Further, might greater attention to the formal affordances of poetry account for such transitions in our attention to the phenomenal pause? I want to connect McCarthy’s argument explicitly to the formal. Building on a substantial body of scholarship invested in thinking about the logic of suspension, McCarthy’s contribution is to focus on poetry, whereas others have focused on prose. Yet the thematized gets more attention than the formal in . Many poetic forms build suspension into the very bones of poetry. Consider, for example, enjambment’s ability to withhold information for the brief space of a line, or the ways that dramatic monologues portray a speaker working through their own ignorance, lack of patience, or resistance to moving forward. Take the syntactic dislocations, delays, and jaw-swinging rhythms of Robert Browning, which resist a clear narrative path and a reader’s desire to move forward in a comfortable or confident fashion. Think, too, of modes such as the optative, regularly employed by poets such as Augusta Webster and Michael Field to embed the very sort of “active potential” McCarthy explores in Awful Parenthesis (6).

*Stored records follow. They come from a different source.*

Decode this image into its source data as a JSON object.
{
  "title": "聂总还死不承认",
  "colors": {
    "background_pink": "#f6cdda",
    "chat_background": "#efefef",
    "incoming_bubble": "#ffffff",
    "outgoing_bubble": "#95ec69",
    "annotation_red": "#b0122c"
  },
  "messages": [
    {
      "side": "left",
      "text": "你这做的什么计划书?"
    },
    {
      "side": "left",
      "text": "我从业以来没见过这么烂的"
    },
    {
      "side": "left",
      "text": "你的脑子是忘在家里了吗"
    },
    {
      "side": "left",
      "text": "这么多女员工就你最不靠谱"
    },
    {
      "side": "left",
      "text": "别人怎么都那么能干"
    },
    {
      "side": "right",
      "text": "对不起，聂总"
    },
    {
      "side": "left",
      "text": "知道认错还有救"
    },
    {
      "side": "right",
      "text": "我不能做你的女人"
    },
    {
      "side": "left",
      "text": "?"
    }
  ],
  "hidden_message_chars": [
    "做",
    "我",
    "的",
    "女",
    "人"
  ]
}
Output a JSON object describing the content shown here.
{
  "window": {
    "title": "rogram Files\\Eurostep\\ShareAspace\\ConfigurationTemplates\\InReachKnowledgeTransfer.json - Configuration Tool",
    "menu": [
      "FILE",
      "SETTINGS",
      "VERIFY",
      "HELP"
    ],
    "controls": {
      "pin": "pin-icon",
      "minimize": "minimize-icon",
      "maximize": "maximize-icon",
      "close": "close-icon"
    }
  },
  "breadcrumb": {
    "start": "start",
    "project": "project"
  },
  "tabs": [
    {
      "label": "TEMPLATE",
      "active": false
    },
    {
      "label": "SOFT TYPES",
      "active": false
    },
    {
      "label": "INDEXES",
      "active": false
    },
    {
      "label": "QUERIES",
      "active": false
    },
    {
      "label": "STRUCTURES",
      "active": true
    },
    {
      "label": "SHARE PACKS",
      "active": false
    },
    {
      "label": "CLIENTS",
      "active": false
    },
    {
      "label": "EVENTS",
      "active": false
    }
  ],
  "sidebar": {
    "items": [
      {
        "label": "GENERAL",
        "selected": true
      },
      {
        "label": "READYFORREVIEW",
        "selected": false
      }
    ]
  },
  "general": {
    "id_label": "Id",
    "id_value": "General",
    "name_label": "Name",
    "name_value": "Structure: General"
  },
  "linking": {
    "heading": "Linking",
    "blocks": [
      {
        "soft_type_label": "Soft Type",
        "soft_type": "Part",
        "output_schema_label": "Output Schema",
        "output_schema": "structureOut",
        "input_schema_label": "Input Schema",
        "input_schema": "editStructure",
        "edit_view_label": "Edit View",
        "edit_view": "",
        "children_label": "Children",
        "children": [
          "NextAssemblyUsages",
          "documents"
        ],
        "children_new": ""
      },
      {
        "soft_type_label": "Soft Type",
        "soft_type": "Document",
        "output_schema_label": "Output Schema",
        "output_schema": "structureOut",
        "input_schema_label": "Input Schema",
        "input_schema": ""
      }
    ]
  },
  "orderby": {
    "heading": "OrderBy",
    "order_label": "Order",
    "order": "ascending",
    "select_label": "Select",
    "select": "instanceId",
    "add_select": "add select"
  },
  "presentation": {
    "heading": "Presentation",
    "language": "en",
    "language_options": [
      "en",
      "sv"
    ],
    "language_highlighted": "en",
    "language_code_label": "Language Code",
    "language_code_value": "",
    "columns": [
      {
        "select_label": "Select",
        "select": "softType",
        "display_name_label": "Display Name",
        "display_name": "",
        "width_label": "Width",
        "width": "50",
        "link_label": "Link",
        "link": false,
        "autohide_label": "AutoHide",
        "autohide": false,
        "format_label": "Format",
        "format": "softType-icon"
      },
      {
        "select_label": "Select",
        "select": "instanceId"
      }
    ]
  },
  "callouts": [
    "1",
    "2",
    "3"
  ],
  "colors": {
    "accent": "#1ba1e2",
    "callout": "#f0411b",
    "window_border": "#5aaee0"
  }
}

Such formal pauses, false endings, and acts of troubling knowledge are not central to Awful Parenthesis, however. Although McCarthy acknowledges the “structural features of poetry, such as line breaks, metre, and caesura,” she sets historical poetics aside, noting only that “suspension operates within this discourse” (11). Most compelling, then, are the moments when Awful Parenthesis recognizes the complexity of poetry’s moving parts, and its unique ability to trouble, grapple, contend, and problematize through uncertainty and perpetually suspension. For instance, when McCarthy identifies enjambment, repetition, and alliteration in Rossetti’s The Prince’s Progress as mechanisms through which the Prince is “long held / In sweet sleep” (ll. 117-18). Or when she points to Shelley’s iambic pentameter as a method of addressing the overwhelming character of the sublime. In both cases, I found myself wanting more of such readings. What of the ways that poetic forms enable writers such as John Clare and S. T. Coleridge to explore mental health issues, as in “Sonnet: I am” or “Dejection: An Ode”? Not all find in recursive processes and feedback loops a positive response to ontological crises. In many ways, nineteenth-century poetry uniquely enables writers to sound the depths of their own ignorance, and to treat closure as an ongoing, collaborative, and perhaps never-ending process. Since McCarthy’s work is most invested in forms of suspension that “resist, rather than anticipate, the closure of experiment and narrative alike” (11), in closing I wonder: how might greater attention to historical poetics reveal poetry’s singular value as a revelation of the inner workings of mind during states of suspension, or reinforce what we know of poetry’s effects on the body?